■ Aim of the exercise ■
Once every line below with "title" has been counted, state the total and nothing else.

[Element data from apps and pages]
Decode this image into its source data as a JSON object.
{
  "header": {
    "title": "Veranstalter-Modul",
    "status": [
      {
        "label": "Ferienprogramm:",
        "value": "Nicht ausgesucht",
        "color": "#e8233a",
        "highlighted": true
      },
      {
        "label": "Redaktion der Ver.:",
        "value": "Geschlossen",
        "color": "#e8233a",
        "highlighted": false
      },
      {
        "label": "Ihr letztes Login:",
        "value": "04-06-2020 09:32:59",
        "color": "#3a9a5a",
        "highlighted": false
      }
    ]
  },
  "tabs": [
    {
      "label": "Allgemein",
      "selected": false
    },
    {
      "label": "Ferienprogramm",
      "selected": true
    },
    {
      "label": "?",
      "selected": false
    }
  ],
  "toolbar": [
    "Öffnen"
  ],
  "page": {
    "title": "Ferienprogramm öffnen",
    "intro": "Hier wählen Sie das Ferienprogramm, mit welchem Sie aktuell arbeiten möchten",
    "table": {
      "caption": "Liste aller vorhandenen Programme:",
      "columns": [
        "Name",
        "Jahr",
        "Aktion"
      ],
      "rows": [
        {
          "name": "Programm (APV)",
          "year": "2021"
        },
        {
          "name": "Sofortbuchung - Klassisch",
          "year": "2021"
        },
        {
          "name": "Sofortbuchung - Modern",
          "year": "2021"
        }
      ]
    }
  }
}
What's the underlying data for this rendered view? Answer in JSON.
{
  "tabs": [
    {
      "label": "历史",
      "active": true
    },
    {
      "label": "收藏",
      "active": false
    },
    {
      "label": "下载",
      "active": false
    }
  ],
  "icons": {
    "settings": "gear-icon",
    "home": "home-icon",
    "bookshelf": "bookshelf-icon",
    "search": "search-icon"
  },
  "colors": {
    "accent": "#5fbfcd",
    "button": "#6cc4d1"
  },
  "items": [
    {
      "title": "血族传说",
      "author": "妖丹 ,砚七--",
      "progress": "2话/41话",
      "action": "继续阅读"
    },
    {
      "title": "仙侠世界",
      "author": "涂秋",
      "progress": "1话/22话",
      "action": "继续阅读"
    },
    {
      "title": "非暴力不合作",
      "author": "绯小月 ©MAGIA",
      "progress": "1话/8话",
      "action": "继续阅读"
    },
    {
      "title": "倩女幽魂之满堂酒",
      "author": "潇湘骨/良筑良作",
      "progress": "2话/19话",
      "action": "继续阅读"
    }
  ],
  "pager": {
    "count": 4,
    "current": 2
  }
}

■ Response to this exercise ■
6